I work in mental health and substance use, with those who sometimes arrive to the hospital setting against their will because of mental health issues that they may not necessarily believe they need help with. The patients that I work with offer a range of responses to the care I provide, from being appreciative of the service, to being dissatisfied with the service provided, to being angry about the service provided. I found that focusing on the moment, the relationship, the intervention, and not the outcome, shifted my understanding of my role as a nurse. I was able to let go of wanting to be a savior and an expert by embracing my role as a partner, collaborator, and support to help maximize a patient’s quality of life through helping them understand more about their health. I had come to accept the spirit of motivational interviewing (MI), meaning being the patient and understanding their situation to meet them where they were at, not to try to force them to meet my position.
When we have conversations with our patients in a compassionate way, we have the privilege of being part of our patients’ experiences. We have an opportunity to walk with them on their journey, regardless of their situations and their Stage of Change. Consequently, the relationships that we enter into can change us as much as they potentially change our patients. I think that, as nurses, we have the privilege and opportunity to learn so much about ourselves in conversations we have with our patients. In these moments of open listening we have the opportunity to explore our own values and beliefs.

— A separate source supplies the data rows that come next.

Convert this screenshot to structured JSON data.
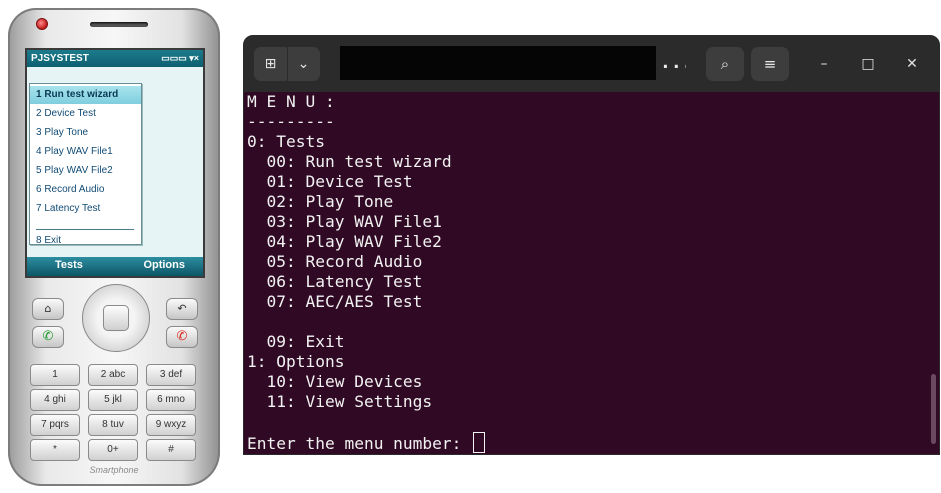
{
  "phone": {
    "app_title": "PJSYSTEST",
    "indicators": "▭▭▭ ▾×",
    "menu_items": [
      "1 Run test wizard",
      "2 Device Test",
      "3 Play Tone",
      "4 Play WAV File1",
      "5 Play WAV File2",
      "6 Record Audio",
      "7 Latency Test",
      "8 Exit"
    ],
    "softkey_left": "Tests",
    "softkey_right": "Options",
    "nav_keys": {
      "home": "⌂",
      "back": "↶",
      "call": "✆",
      "end": "✆"
    },
    "keys": [
      "1",
      "2 abc",
      "3 def",
      "4 ghi",
      "5 jkl",
      "6 mno",
      "7 pqrs",
      "8 tuv",
      "9 wxyz",
      "*",
      "0+",
      "#"
    ],
    "brand": "Smartphone"
  },
  "terminal": {
    "new_tab_icon": "⊞",
    "dropdown_icon": "⌄",
    "title_visible": "...",
    "search_icon": "⌕",
    "menu_icon": "≡",
    "minimize_icon": "–",
    "maximize_icon": "□",
    "close_icon": "✕",
    "lines": [
      "M E N U :",
      "---------",
      "0: Tests",
      "  00: Run test wizard",
      "  01: Device Test",
      "  02: Play Tone",
      "  03: Play WAV File1",
      "  04: Play WAV File2",
      "  05: Record Audio",
      "  06: Latency Test",
      "  07: AEC/AES Test",
      "",
      "  09: Exit",
      "1: Options",
      "  10: View Devices",
      "  11: View Settings",
      ""
    ],
    "prompt": "Enter the menu number: "
  }
}
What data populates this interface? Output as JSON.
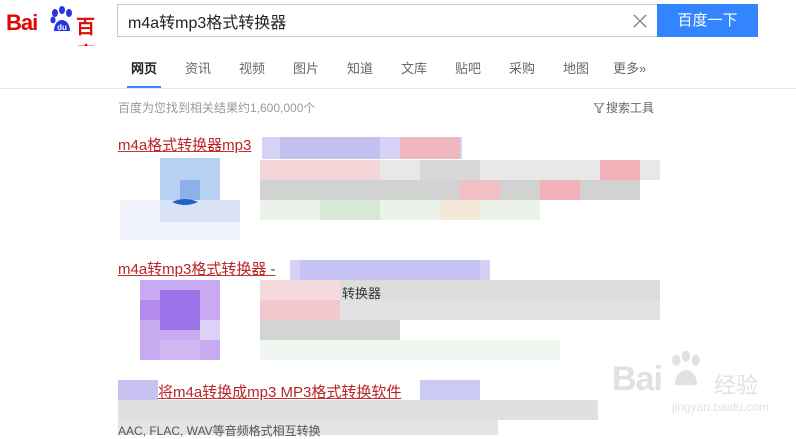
{
  "logo": {
    "bai": "Bai",
    "du": "du",
    "cn": "百度"
  },
  "search": {
    "query": "m4a转mp3格式转换器",
    "button_label": "百度一下"
  },
  "nav": {
    "tabs": [
      {
        "label": "网页",
        "active": true
      },
      {
        "label": "资讯"
      },
      {
        "label": "视频"
      },
      {
        "label": "图片"
      },
      {
        "label": "知道"
      },
      {
        "label": "文库"
      },
      {
        "label": "贴吧"
      },
      {
        "label": "采购"
      },
      {
        "label": "地图"
      },
      {
        "label": "更多»"
      }
    ]
  },
  "results_info": {
    "count_text": "百度为您找到相关结果约1,600,000个",
    "tools_label": "搜索工具"
  },
  "results": [
    {
      "title": "m4a格式转换器mp3"
    },
    {
      "title": "m4a转mp3格式转换器 -",
      "snippet_fragment": "转换器",
      "snippet_tail": ""
    },
    {
      "title": "将m4a转换成mp3 MP3格式转换软件",
      "snippet_start": "AAC, FLAC, WAV等音频格式相互转换"
    }
  ],
  "watermark": {
    "text": "Bai",
    "cn": "经验",
    "url": "jingyan.baidu.com"
  },
  "colors": {
    "accent": "#3385ff",
    "brand_red": "#e10601",
    "title_red": "#b82525"
  }
}
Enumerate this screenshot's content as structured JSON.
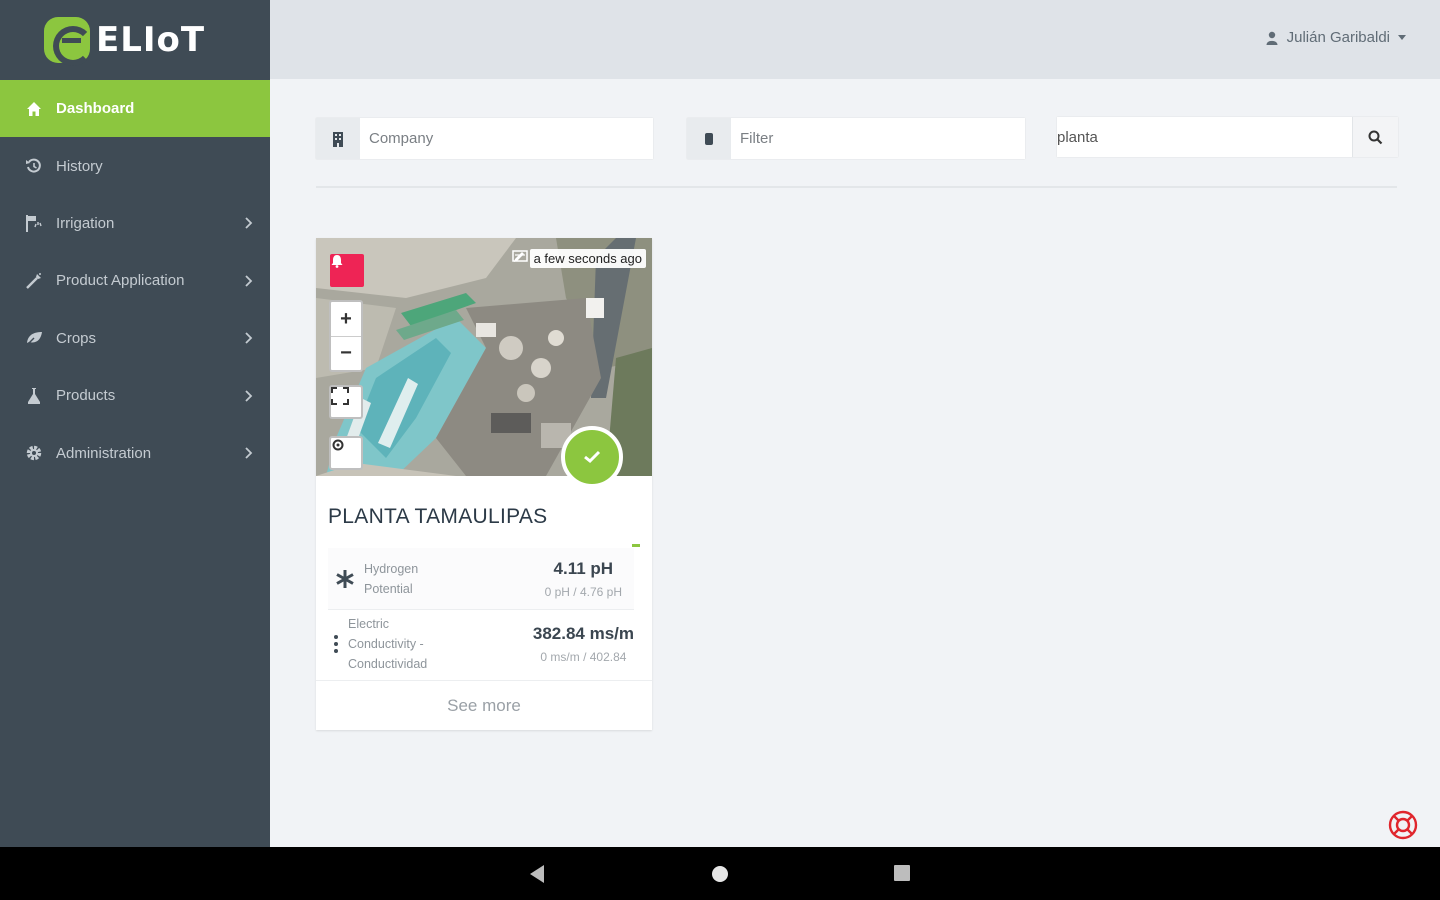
{
  "app": {
    "logo_text": "ELIoT",
    "brand_color": "#8cc63f",
    "sidebar_color": "#3f4b55"
  },
  "sidebar": {
    "items": [
      {
        "label": "Dashboard",
        "icon": "home-icon",
        "active": true,
        "has_children": false
      },
      {
        "label": "History",
        "icon": "history-icon",
        "active": false,
        "has_children": false
      },
      {
        "label": "Irrigation",
        "icon": "irrigation-icon",
        "active": false,
        "has_children": true
      },
      {
        "label": "Product Application",
        "icon": "sprayer-icon",
        "active": false,
        "has_children": true
      },
      {
        "label": "Crops",
        "icon": "leaf-icon",
        "active": false,
        "has_children": true
      },
      {
        "label": "Products",
        "icon": "flask-icon",
        "active": false,
        "has_children": true
      },
      {
        "label": "Administration",
        "icon": "gear-icon",
        "active": false,
        "has_children": true
      }
    ]
  },
  "topbar": {
    "user_name": "Julián Garibaldi"
  },
  "filters": {
    "company_placeholder": "Company",
    "filter_placeholder": "Filter",
    "search_value": "planta"
  },
  "card": {
    "title": "PLANTA TAMAULIPAS",
    "timestamp": "a few seconds ago",
    "status": "ok",
    "alert_color": "#ee2455",
    "map_controls": {
      "zoom_in": "+",
      "zoom_out": "−"
    },
    "metrics": [
      {
        "name_lines": [
          "Hydrogen",
          "Potential"
        ],
        "value": "4.11 pH",
        "range": "0 pH / 4.76 pH",
        "icon": "asterisk-icon"
      },
      {
        "name_lines": [
          "Electric",
          "Conductivity -",
          "Conductividad"
        ],
        "value": "382.84 ms/m",
        "range": "0 ms/m / 402.84",
        "icon": "vertical-dots-icon"
      }
    ],
    "see_more": "See more"
  }
}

Over the course of my career I have learned the importance of having compassion, and the difference between being compassionate, understanding and supportive as opposed to feeling sorry for my patient. Embodying the Spirit of MI has highlighted the importance of putting myself in my patients (and often their families) shoes, making the effort to view a situation from the patients perspective with their experience and world view, rather than my own. Over the years I have learned that the rewards in the work that I do must come from within me, rather than focusing on extrinsic gain from the care or service that I give. As I progress in my career I make the deliberate effort to reflect on my own practice and ways I demonstrate compassion in my work. This is part of my daily nursing practice. I reflect on my patient care, but also on the interactions that I have with co-workers, because it helps me identify those I work with who are aligned with my personal values and beliefs, and supports my ability to share personal insights about how shifting one’s perspective, to embrace our understanding of our patients perspective, may be more helpful in terms of being less moral distress, less jaded, less burnt-out, and feeling more satisfied with our work.
Michelle Danda is an RN and has been working in mental health throughout her nursing career. Since early 2017 she has worked at the Carlile Centre which is an Adolescent Concurrent Disorder Inpatient Program (services youth between the ages of 13-18 who are living with mental health and substance use issues). Michelle has been an instructor on an Inpatient Adult Acute Mental Health program at South Health Campus in Calgary, AB and has served as Clinical Instructor for the UBC School of Nursing. She is currently an Instructor for the Stenberg College RPN program and is also part of the NNPBC Mentorship program as a mentor to new graduate nurses.